Prescription Drug Problem in Texas

Getting prescriptions drugs in Texas is as easy as going online on saying two things; one is that you need the drug and two is that you are not lying about your need. In addition, many physicians do not understand how addictive prescription drugs are and often prescribe highly addictive drugs, such as opiates, without much thought.

Due to the fact that it is that easy to get prescription drugs, there is a major prescription drug problem in Texas right now. Fortunately there are people who are trying to end this ease of obtaining prescription drugs illegally.

The abuse of prescription drugs includes pain-killers, benzodiazepines, muscle relaxants, and narcotic analgesics. Some prescription drugs produce a psychotherapeutic effect including sedatives, stimulants, tranquilizers, and pain relievers.

In 2009, there were about 16 million people over the age of 12 who used some sort of prescription pain reliever, stimulant, or sedative for a non-medical purpose. And in 2010, about 7 million people were categorized as "Users of psychotherapeutic drugs taken non-medically." The order of usage from highest to lowest was pain relievers at 5 million, tranquilizers at 2.2 million, stimulants and 1.1 million, and sedatives at 0.4 million.

Teenagers have the highest rates of experiencing lifetime use of prescription drugs because they think that there is not a huge risk to their health while using these drugs. However, emergency visits that find use of prescription drugs in a non-medical way are usually combined with alcohol, likely because it results in a better high.

A survey done in 2012, but the Texas Department of State Health Services and the Public Policy Research Institute in Texas A&M University, found that about 10.8 percent of secondary school students were using codeine cough syrup non-medically. About 3.6 percent of the students were using, or had used, oxycodone in their life. This had increased from 2010. Valium and Xanax had both decreased since 2008.

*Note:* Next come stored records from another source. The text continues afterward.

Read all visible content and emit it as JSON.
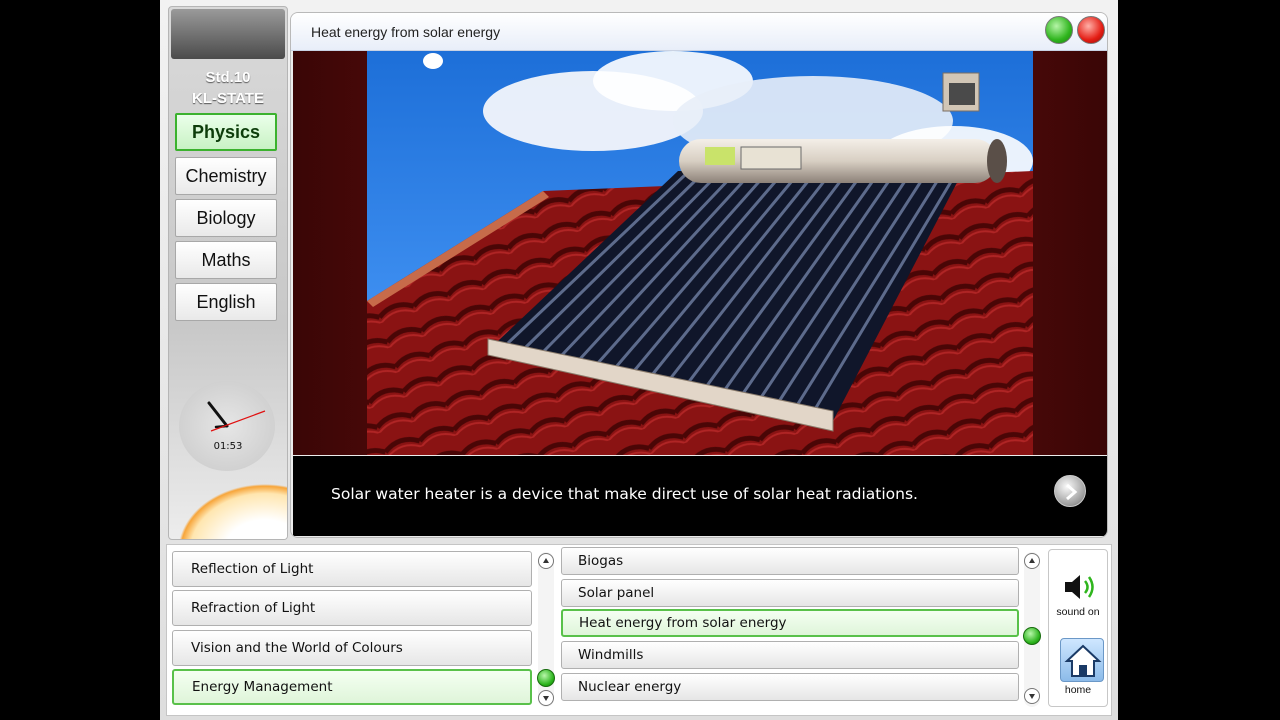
{
  "window": {
    "title": "Heat energy from solar energy"
  },
  "sidebar": {
    "std": "Std.10",
    "board": "KL-STATE",
    "subjects": [
      {
        "label": "Physics",
        "active": true
      },
      {
        "label": "Chemistry",
        "active": false
      },
      {
        "label": "Biology",
        "active": false
      },
      {
        "label": "Maths",
        "active": false
      },
      {
        "label": "English",
        "active": false
      }
    ],
    "clock_time": "01:53"
  },
  "player": {
    "caption": "Solar water heater is a device that make direct use of solar heat radiations."
  },
  "chapters": [
    {
      "label": "Reflection of Light",
      "active": false
    },
    {
      "label": "Refraction of Light",
      "active": false
    },
    {
      "label": "Vision and the World of Colours",
      "active": false
    },
    {
      "label": "Energy Management",
      "active": true
    }
  ],
  "topics": [
    {
      "label": "Biogas",
      "active": false
    },
    {
      "label": "Solar panel",
      "active": false
    },
    {
      "label": "Heat energy from solar energy",
      "active": true
    },
    {
      "label": "Windmills",
      "active": false
    },
    {
      "label": "Nuclear energy",
      "active": false
    }
  ],
  "controls": {
    "sound_label": "sound on",
    "home_label": "home"
  },
  "colors": {
    "accent_green": "#3bb22e",
    "close_red": "#e41d14",
    "caption_bg": "#000000"
  },
  "icons": {
    "sound": "speaker-icon",
    "home": "house-icon",
    "next": "chevron-right-icon"
  }
}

In Texas, abuse of alprazolam and carisoprodol is on the rise. When these drugs are mixed with other substances, they can cause death, and unfortunately, they are almost always mixed with other substances such as alcohol.

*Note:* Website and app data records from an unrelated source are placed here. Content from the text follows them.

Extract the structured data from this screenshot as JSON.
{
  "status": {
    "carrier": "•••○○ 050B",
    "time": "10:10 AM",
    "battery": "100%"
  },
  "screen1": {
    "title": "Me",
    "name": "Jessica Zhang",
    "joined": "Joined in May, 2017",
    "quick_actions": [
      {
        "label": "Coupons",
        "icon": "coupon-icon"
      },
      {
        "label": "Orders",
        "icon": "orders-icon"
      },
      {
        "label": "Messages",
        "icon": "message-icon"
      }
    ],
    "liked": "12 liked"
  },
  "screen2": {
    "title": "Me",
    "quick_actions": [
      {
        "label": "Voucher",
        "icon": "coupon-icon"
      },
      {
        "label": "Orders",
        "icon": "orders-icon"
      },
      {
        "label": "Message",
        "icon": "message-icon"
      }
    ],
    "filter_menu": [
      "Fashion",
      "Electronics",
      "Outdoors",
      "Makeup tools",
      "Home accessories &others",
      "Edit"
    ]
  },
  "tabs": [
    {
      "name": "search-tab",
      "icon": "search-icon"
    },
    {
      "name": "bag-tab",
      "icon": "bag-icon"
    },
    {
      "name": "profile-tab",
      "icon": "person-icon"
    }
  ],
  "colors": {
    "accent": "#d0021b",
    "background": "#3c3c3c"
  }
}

There have been a number of bills that attempted to change the way prescription drugs are monitored in Texas. Bill 3301 was meant to provide regulation of controlled substances as well as an electronic system to monitor controlled substances, but it failed.

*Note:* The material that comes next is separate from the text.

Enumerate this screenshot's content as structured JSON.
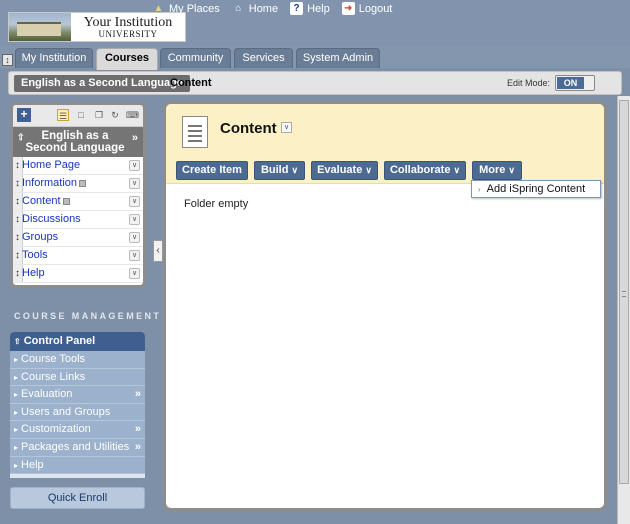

Bill 1643, however, that will be effective on September 1, 2013, will create an interagency prescription monitoring work group and will require the method of payment to be included as part of the drug monitoring program.

Bill 316, has been introduced, and it would require that the board of pharmacy creates a program to educated people on the abuse, delivery, and dispensing of opioid drugs. This may require that a license holder has to satisfy a number of hours in continuing education.

People addicted to prescription drugs can be best weaned off the drug under a doctor's supervision, which is why inpatient rehab is recommended. If a person abruptly stops taking the prescription drug, then they can suffer from issues such as seizures that can result in death and hyperactivity of the nervous system.